# Convergence in distribution implies convergence of $L^p$ norms under additional assumption

The following is an exercise (4.5.2) from Chung's book, "A Course in Probability Theory".

If $\{X_n\}$ is dominated by some $Z$ in $L^p$ and converges in distribution to $X$, then prove that $$\lim\limits_{n\rightarrow\infty}E[|X_n|^p]=E[|X|^p]$$

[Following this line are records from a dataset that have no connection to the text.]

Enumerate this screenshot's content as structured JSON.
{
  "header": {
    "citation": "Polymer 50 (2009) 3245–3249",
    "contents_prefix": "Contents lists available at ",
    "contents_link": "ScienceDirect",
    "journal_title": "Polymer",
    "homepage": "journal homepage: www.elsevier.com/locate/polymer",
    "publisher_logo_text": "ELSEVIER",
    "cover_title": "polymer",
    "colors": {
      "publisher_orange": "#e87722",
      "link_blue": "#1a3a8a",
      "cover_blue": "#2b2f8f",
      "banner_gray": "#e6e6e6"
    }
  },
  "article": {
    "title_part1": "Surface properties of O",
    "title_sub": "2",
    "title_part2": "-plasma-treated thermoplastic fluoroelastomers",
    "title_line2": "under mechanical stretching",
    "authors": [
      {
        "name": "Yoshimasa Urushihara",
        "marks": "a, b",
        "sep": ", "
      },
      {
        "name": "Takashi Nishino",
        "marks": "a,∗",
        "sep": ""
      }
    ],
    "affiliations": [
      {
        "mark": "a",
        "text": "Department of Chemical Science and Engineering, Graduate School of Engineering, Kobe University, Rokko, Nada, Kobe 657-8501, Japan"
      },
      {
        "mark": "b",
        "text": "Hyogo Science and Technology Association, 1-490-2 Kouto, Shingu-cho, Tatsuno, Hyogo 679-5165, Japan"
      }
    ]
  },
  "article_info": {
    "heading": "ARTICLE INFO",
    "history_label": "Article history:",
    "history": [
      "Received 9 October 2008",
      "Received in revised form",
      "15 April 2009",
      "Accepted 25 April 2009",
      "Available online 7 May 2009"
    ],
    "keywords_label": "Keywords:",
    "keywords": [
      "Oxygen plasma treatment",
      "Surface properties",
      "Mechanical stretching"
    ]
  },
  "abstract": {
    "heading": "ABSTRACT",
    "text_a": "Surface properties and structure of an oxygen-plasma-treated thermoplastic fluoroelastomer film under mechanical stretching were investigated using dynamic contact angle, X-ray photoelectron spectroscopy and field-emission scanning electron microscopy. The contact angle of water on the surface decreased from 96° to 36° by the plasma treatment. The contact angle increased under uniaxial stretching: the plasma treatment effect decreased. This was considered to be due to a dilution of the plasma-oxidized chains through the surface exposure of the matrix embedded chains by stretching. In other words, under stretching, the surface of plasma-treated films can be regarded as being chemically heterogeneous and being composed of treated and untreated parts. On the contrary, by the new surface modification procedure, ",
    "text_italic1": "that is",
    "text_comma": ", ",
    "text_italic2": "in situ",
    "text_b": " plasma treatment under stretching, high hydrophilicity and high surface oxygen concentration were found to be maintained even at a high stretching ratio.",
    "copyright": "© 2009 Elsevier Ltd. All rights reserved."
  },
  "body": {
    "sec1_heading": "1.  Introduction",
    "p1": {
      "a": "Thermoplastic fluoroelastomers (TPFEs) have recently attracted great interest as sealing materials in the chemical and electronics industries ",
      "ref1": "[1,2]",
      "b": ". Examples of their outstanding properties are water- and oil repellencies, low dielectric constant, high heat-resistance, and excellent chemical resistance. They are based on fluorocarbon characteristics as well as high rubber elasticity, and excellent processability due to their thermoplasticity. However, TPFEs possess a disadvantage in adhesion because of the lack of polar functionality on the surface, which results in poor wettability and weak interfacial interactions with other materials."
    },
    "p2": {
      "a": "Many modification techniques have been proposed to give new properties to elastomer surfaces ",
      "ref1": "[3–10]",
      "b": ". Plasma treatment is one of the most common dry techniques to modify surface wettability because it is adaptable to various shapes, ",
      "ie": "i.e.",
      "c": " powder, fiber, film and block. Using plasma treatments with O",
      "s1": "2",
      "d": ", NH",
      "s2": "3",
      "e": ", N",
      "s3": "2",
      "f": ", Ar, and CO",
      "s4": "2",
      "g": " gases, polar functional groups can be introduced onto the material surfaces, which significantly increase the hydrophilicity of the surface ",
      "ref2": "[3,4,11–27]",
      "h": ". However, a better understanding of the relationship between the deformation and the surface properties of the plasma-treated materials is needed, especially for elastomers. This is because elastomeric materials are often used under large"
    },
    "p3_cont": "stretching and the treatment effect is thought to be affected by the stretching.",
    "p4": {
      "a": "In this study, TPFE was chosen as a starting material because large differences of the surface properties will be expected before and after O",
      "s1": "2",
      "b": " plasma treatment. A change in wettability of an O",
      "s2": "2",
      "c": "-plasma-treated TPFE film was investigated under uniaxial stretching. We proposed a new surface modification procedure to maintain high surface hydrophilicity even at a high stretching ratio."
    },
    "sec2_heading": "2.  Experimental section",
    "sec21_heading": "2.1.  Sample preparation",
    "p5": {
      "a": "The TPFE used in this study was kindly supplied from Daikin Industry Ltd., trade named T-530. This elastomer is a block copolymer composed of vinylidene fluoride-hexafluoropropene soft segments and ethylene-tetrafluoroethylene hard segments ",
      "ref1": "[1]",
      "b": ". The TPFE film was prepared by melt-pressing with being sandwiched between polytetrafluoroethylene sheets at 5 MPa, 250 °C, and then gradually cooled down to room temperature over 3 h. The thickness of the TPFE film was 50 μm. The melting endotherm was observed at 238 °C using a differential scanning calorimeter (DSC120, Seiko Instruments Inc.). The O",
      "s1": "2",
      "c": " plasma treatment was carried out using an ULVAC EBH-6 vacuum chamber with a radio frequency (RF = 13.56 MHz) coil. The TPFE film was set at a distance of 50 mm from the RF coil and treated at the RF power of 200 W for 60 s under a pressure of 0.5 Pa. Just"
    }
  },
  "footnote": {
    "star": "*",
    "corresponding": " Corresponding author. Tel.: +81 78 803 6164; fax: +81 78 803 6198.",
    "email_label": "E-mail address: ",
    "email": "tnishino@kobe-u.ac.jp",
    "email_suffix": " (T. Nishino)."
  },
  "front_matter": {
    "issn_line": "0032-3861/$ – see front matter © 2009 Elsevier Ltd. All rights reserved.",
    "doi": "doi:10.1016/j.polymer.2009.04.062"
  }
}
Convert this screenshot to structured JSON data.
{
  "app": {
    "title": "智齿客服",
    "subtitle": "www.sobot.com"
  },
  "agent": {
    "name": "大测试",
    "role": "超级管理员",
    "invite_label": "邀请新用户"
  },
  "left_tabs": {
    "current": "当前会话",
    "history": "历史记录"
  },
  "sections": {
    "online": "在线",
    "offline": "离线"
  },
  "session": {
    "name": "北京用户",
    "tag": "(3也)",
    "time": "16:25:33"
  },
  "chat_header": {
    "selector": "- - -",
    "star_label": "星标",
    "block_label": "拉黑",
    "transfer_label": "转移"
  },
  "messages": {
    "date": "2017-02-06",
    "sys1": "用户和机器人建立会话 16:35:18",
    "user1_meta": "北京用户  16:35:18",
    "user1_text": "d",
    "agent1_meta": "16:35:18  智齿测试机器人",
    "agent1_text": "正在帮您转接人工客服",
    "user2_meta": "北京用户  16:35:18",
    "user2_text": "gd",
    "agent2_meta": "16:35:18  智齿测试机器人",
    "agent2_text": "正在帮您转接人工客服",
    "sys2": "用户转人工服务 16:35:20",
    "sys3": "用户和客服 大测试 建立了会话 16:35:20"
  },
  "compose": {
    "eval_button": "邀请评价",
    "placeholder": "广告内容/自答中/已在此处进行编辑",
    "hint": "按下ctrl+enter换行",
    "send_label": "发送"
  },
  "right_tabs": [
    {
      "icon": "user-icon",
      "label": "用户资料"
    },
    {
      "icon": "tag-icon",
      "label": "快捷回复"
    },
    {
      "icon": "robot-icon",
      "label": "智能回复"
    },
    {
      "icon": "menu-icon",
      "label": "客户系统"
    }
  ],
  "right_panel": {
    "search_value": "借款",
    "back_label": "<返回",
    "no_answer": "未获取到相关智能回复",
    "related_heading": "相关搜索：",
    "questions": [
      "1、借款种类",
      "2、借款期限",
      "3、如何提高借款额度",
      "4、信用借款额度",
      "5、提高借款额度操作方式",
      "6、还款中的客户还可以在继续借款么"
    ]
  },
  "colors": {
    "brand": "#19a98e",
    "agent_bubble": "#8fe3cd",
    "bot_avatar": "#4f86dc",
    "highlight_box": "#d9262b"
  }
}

I applied the Skorohod's Representation theorem. Since $X_n$ converges in distribution to $X$, there exists a sequence of random variables $\{Y_n\}$ with the same distribution as $\{X_n\}$ such that $Y_n \rightarrow Y$ a.s and $Y$ has the same distribution as $X$. By the continuous mapping theorem,

$$\lim\limits_{n\rightarrow\infty}|Y_n|^p = |Y|^p$$

almost surely. Then,

$$\lim\limits_{n\rightarrow\infty}E[|X_n|^p] = \lim\limits_{n\rightarrow\infty}E[|Y_n|^p] = E[|Y|^p] = E[|X|^p]$$

where I applied the Dominated Convergence Theorem in the second step. Am I allowed to apply the Dominated Convergence Theorem here? We know that $\{X_n\}$ are dominated by $Z$, but does that mean the $\{Y_n\}$ are as well?

No, your argument is not correct because $\{Y_n\}$ need not be dominated in $L^{p}$. Note that $$\int_{|X_n|^{p}>\Delta } |X_n|^{p} \leq \int_{Z^{p}>\Delta } Z^{p} \to 0$$ uniformly in $n$ as $\Delta \to \infty$. Now use Skhrohod Representation and get $\int_{|Y_n|^{p}>\Delta } |Y_n|^{p} \to 0$ uniformly in $n$ as $\Delta \to \infty$. Since $Y_n-Y \to 0$ almost surely and $\{|Y_n-Y|^{p}\}$ is uniformly integrable we get $E|Y_n-Y|^{p} \to 0$. From this we get $$\limsup E|Y_n|^{p} \leq E|Y|^{p}$$ so $$\limsup E|X_n|^{p} \leq E|X|^{p}$$. On the other hand $$\liminf E|Y_n|^{p} \geq E|Y|^{p}$$ by Fatou's Lemma which gives $$\liminf E|X_n|^{p} \geq E|X|^{p}$$.